What Is a Slot?


A slot is a narrow opening, as in a door or machine. It can also refer to a position or place, such as one on a team or in an office. The word comes from the Latin for “slit,” and it has been in use since the 12th century.

The most popular casino game, slots are easy to understand and offer big jackpots. They can be played with coins, paper tickets or digital tokens. Most slots have multiple paylines that need to land in a certain pattern to create a winning combination. Some slots also have special bonus features and rules that you should familiarize yourself with before you play.

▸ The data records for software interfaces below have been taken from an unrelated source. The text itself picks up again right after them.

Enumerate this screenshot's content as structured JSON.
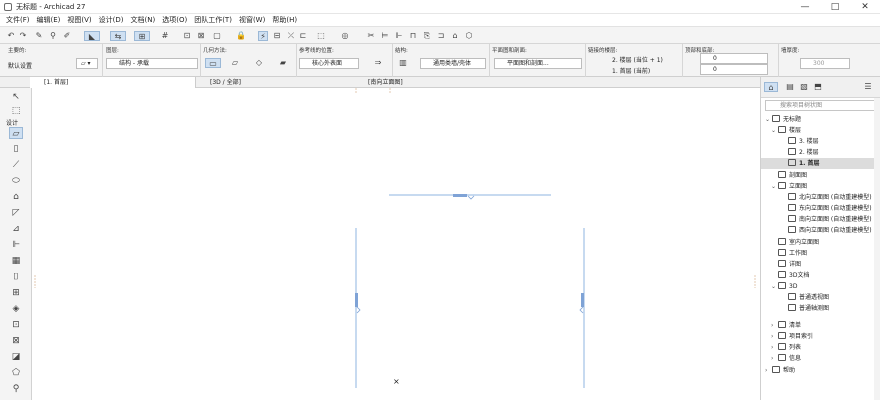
{
  "window": {
    "title": "无标题 - Archicad 27",
    "controls": [
      "—",
      "□",
      "✕"
    ]
  },
  "menu": [
    "文件(F)",
    "编辑(E)",
    "视图(V)",
    "设计(D)",
    "文档(N)",
    "选项(O)",
    "团队工作(T)",
    "视窗(W)",
    "帮助(H)"
  ],
  "infobox": {
    "main_label": "主要的:",
    "default_setting": "默认设置",
    "layer_label": "图层:",
    "layer_value": "结构 - 承载",
    "geometry_label": "几何方法:",
    "refline_label": "参考线的位置:",
    "refline_value": "核心外表面",
    "structure_label": "结构:",
    "structure_value": "通用类墙/壳体",
    "floorplan_label": "平面图和剖面:",
    "floorplan_value": "平面图和剖面...",
    "story_label": "链接的楼层:",
    "story_top": "2. 楼层 (当位 + 1)",
    "story_bottom": "1. 首层 (当前)",
    "topbottom_label": "顶部和底部:",
    "top_value": "0",
    "bottom_value": "0",
    "thickness_label": "墙厚度:",
    "thickness_value": "300"
  },
  "tabs": [
    "[1. 首层]",
    "[3D / 全部]",
    "[南向立面图]"
  ],
  "toolbox": {
    "header": "设计"
  },
  "navigator": {
    "search_placeholder": "搜索项目树状图",
    "items": [
      "无标题",
      "楼层",
      "3. 楼层",
      "2. 楼层",
      "1. 首层",
      "剖面图",
      "立面图",
      "北向立面图 (自动重建模型)",
      "东向立面图 (自动重建模型)",
      "南向立面图 (自动重建模型)",
      "西向立面图 (自动重建模型)",
      "室内立面图",
      "工作图",
      "详图",
      "3D文档",
      "3D",
      "普通透视图",
      "普通轴测图",
      "清单",
      "项目索引",
      "列表",
      "信息",
      "帮助"
    ]
  },
  "canvas": {
    "origin_marker": "×"
  }
}
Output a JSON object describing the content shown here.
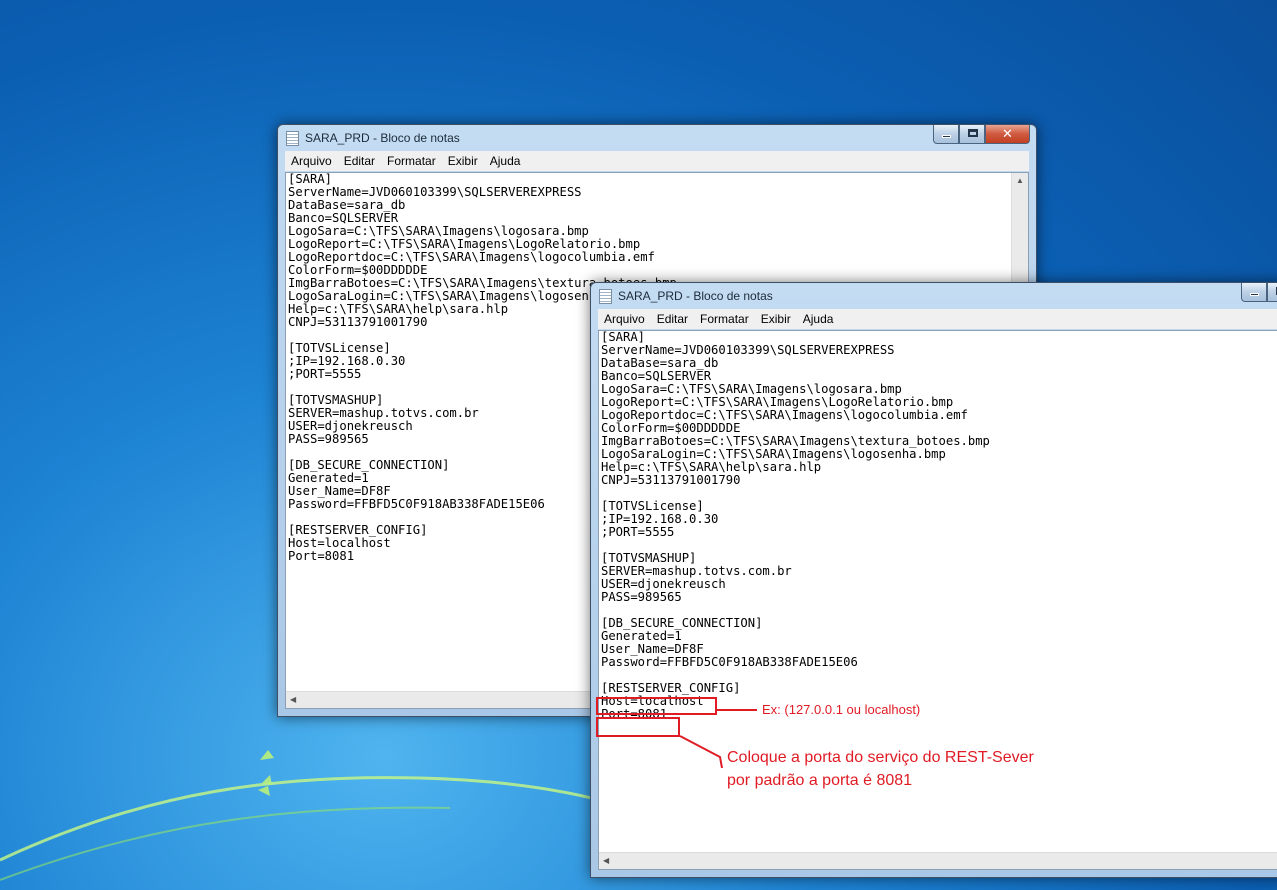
{
  "colors": {
    "annotation": "#e01b24",
    "desktop": "#1e84d4"
  },
  "window_back": {
    "title": "SARA_PRD - Bloco de notas",
    "menu": [
      "Arquivo",
      "Editar",
      "Formatar",
      "Exibir",
      "Ajuda"
    ],
    "text": "[SARA]\nServerName=JVD060103399\\SQLSERVEREXPRESS\nDataBase=sara_db\nBanco=SQLSERVER\nLogoSara=C:\\TFS\\SARA\\Imagens\\logosara.bmp\nLogoReport=C:\\TFS\\SARA\\Imagens\\LogoRelatorio.bmp\nLogoReportdoc=C:\\TFS\\SARA\\Imagens\\logocolumbia.emf\nColorForm=$00DDDDDE\nImgBarraBotoes=C:\\TFS\\SARA\\Imagens\\textura_botoes.bmp\nLogoSaraLogin=C:\\TFS\\SARA\\Imagens\\logosenha.bmp\nHelp=c:\\TFS\\SARA\\help\\sara.hlp\nCNPJ=53113791001790\n\n[TOTVSLicense]\n;IP=192.168.0.30\n;PORT=5555\n\n[TOTVSMASHUP]\nSERVER=mashup.totvs.com.br\nUSER=djonekreusch\nPASS=989565\n\n[DB_SECURE_CONNECTION]\nGenerated=1\nUser_Name=DF8F\nPassword=FFBFD5C0F918AB338FADE15E06\n\n[RESTSERVER_CONFIG]\nHost=localhost\nPort=8081"
  },
  "window_front": {
    "title": "SARA_PRD - Bloco de notas",
    "menu": [
      "Arquivo",
      "Editar",
      "Formatar",
      "Exibir",
      "Ajuda"
    ],
    "text": "[SARA]\nServerName=JVD060103399\\SQLSERVEREXPRESS\nDataBase=sara_db\nBanco=SQLSERVER\nLogoSara=C:\\TFS\\SARA\\Imagens\\logosara.bmp\nLogoReport=C:\\TFS\\SARA\\Imagens\\LogoRelatorio.bmp\nLogoReportdoc=C:\\TFS\\SARA\\Imagens\\logocolumbia.emf\nColorForm=$00DDDDDE\nImgBarraBotoes=C:\\TFS\\SARA\\Imagens\\textura_botoes.bmp\nLogoSaraLogin=C:\\TFS\\SARA\\Imagens\\logosenha.bmp\nHelp=c:\\TFS\\SARA\\help\\sara.hlp\nCNPJ=53113791001790\n\n[TOTVSLicense]\n;IP=192.168.0.30\n;PORT=5555\n\n[TOTVSMASHUP]\nSERVER=mashup.totvs.com.br\nUSER=djonekreusch\nPASS=989565\n\n[DB_SECURE_CONNECTION]\nGenerated=1\nUser_Name=DF8F\nPassword=FFBFD5C0F918AB338FADE15E06\n\n[RESTSERVER_CONFIG]\nHost=localhost\nPort=8081"
  },
  "annotations": {
    "host_note": "Ex: (127.0.0.1 ou localhost)",
    "port_note_line1": "Coloque a porta do serviço do REST-Sever",
    "port_note_line2": "por padrão a porta é 8081"
  }
}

When playing a slot, the first thing you need to decide is how much you want to spend. This will help you stay in control of your gambling. Set a budget and stick to it. You’ll be happier in the long run.

Another important consideration is the amount of time you’re willing to devote to a slot. Many people are addicted to slot machines, so it’s important to recognize the warning signs and know when to walk away.

Unlike table games, which require personal interaction, slot machines are programmed to randomly generate combinations of symbols that can be used for prizes. A slot’s symbol weighting is determined by the number of stops on each physical reel, which determines how often a particular symbol appears and whether it will appear on a payline. The more frequently a symbol appears, the higher its payout value.

The random-number generator that controls a slot’s results assigns a number to each possible symbol combination. When the machine receives a signal — anything from a button being pressed to a handle being pulled — the RNG starts running through dozens of numbers every second. Then the slot’s reels stop on a combination, which pays out according to its odds.

It’s important to read the paytable of a slot before you play to understand the payout structure and how to trigger different bonus features. You’ll also find information about the slot’s return-to-player percentage, which is a measure of how often you can expect to win. This information will help you choose the right slot for your budget.

It’s common to hear that a slot is “due” to hit, but this isn’t true. A machine that’s been out for a while may have just hit, but it will probably go out again soon. Trying to catch the next winner will only lead to frustration and unnecessary spending. It’s better to focus on a positive attitude and have fun!